China Telecom sees no revenue impact from tariff removal plan
State-owned telecommunications giant China Telecom is looking to do away with long-distance calling and roaming fees for its mainland customers by September, with its top executive saying the tariff cuts were unlikely to have a major impact on revenue.
In March, Premier Li Keqiang renewed his call for the country’s three state-owned telecommunication network operators to “raise speed, drop prices” as part of the government’s plan to move the industry forward, and all three companies – China Unicom, China Mobile and China Telecom – have pledged to do so by 1 October this year.
At China Telecom’s annual general meeting in Hong Kong on Tuesday, chairman and chief executive Yang Jie told reporters that the company was working towards removing the tariffs in September, a month ahead of the agreed deadline.
“China Telecom has always been raising speeds, from 3G to 4G networks, the rate has gone up from 3.1 megabytes to 300 megabytes.
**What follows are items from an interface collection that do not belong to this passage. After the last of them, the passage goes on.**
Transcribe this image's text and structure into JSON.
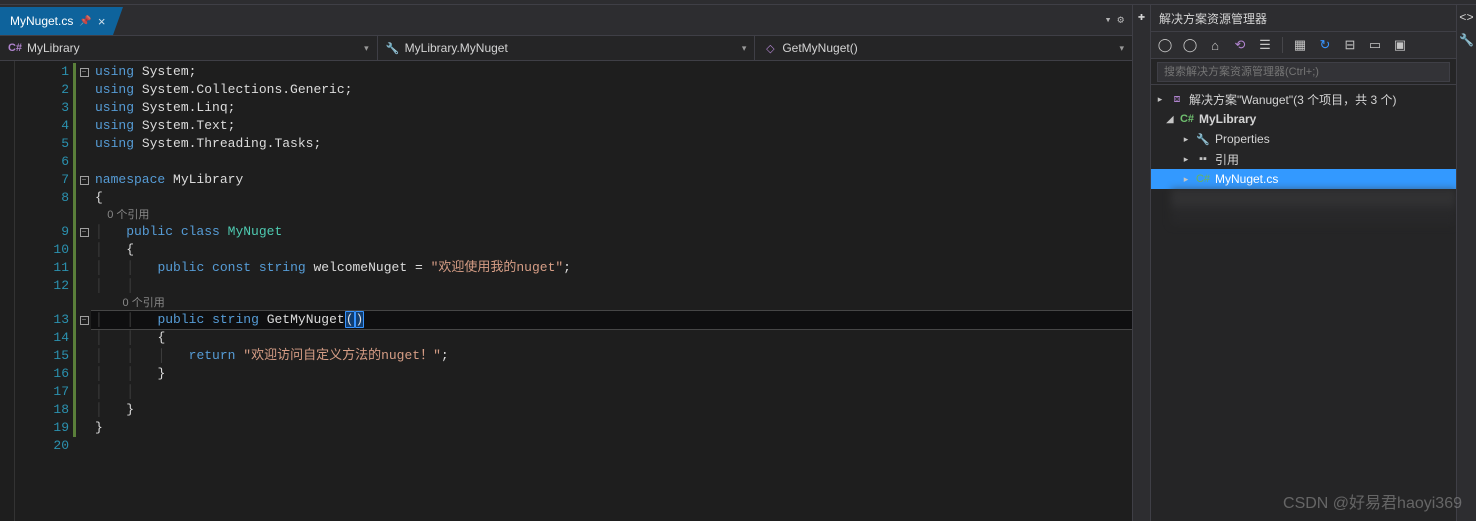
{
  "tab": {
    "filename": "MyNuget.cs"
  },
  "breadcrumb": {
    "project": "MyLibrary",
    "class": "MyLibrary.MyNuget",
    "method": "GetMyNuget()"
  },
  "code": {
    "lines": [
      "1",
      "2",
      "3",
      "4",
      "5",
      "6",
      "7",
      "8",
      "9",
      "10",
      "11",
      "12",
      "13",
      "14",
      "15",
      "16",
      "17",
      "18",
      "19",
      "20"
    ],
    "usings": [
      [
        "using",
        "System",
        "."
      ],
      [
        "using",
        "System",
        ".",
        "Collections",
        ".",
        "Generic",
        "."
      ],
      [
        "using",
        "System",
        ".",
        "Linq",
        "."
      ],
      [
        "using",
        "System",
        ".",
        "Text",
        "."
      ],
      [
        "using",
        "System",
        ".",
        "Threading",
        ".",
        "Tasks",
        "."
      ]
    ],
    "namespace_kw": "namespace",
    "namespace_name": "MyLibrary",
    "ref_hint": "0 个引用",
    "class_decl": {
      "mods": "public class",
      "name": "MyNuget"
    },
    "const_decl": {
      "mods": "public const",
      "type": "string",
      "name": "welcomeNuget",
      "value": "\"欢迎使用我的nuget\""
    },
    "method_decl": {
      "mods": "public",
      "type": "string",
      "name": "GetMyNuget"
    },
    "return_kw": "return",
    "return_value": "\"欢迎访问自定义方法的nuget！\""
  },
  "solution_explorer": {
    "title": "解决方案资源管理器",
    "search_placeholder": "搜索解决方案资源管理器(Ctrl+;)",
    "solution_label": "解决方案\"Wanuget\"(3 个项目，共 3 个)",
    "project": "MyLibrary",
    "properties": "Properties",
    "references": "引用",
    "file": "MyNuget.cs"
  },
  "watermark": "CSDN @好易君haoyi369"
}
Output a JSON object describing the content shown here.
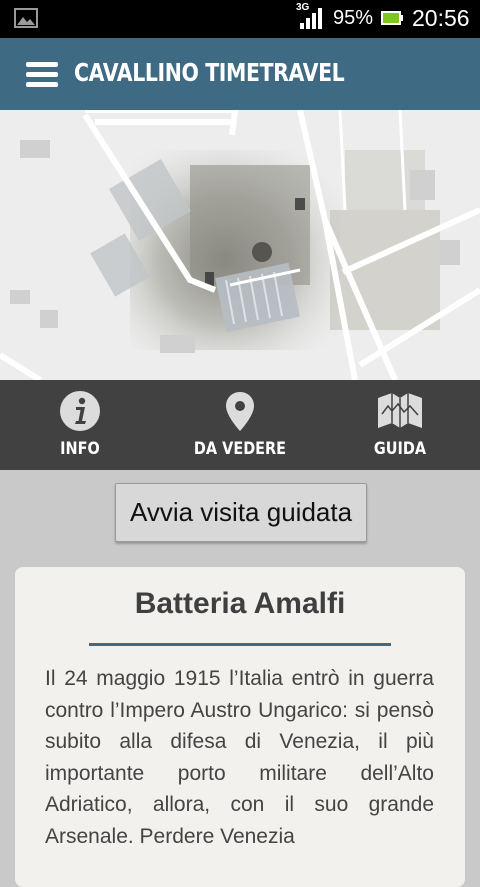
{
  "status_bar": {
    "network_label": "3G",
    "battery_percent": "95%",
    "time": "20:56",
    "icons": [
      "image-notification-icon",
      "signal-icon",
      "battery-icon"
    ]
  },
  "app_bar": {
    "title": "CAVALLINO TIMETRAVEL",
    "menu_icon": "hamburger-menu-icon"
  },
  "map": {
    "description_icon": "aerial-map"
  },
  "tabs": [
    {
      "label": "INFO",
      "icon": "info-icon"
    },
    {
      "label": "DA VEDERE",
      "icon": "location-pin-icon"
    },
    {
      "label": "GUIDA",
      "icon": "map-guide-icon"
    }
  ],
  "guide_button": {
    "label": "Avvia visita guidata"
  },
  "card": {
    "title": "Batteria Amalfi",
    "body": "Il 24 maggio 1915 l’Italia entrò in guerra contro l’Impero Austro Ungarico: si pensò subito alla difesa di Venezia, il più importante porto militare dell’Alto Adriatico, allora, con il suo grande Arsenale. Perdere Venezia"
  },
  "colors": {
    "app_bar": "#3e6a84",
    "tab_bar": "#414141",
    "background": "#c9c9c9",
    "card": "#f2f1ee",
    "accent_rule": "#3e6a84"
  }
}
That’s a 100 [fold] increase in speed,” said Yang. “Raising speed is an important way to keep the company competitive.”
Yang said prices charged for data at China Telecom have been decreasing over the years, with the company gradually decreasing prices for its data packages. Furthermore, lower prices for data usage will spur increased demand from consumers, which will help the company’s revenues, he said.
Earlier this month, China Telecom launched a 199 yuan (US$29) unlimited data plan, joining the ranks of China Mobile and China Unicom which already have similar plans in place. Yang said he hoped the unlimited data plans will help increase the number of users.
“[Despite the tariff cuts] we do not wish for a price war and hope the industry will continue at a rational and reasonable price,” he said.
On the issue of mixed-ownership reform, Yang said that China Telecom has not received word that it will be taking part in the government’s push to inject private-sector capital into state-owned companies. However, he acknowledged that if China Unicom’s mixed-ownership reform proves successful as a pilot case, it will “impact the telecommunications industry positively”.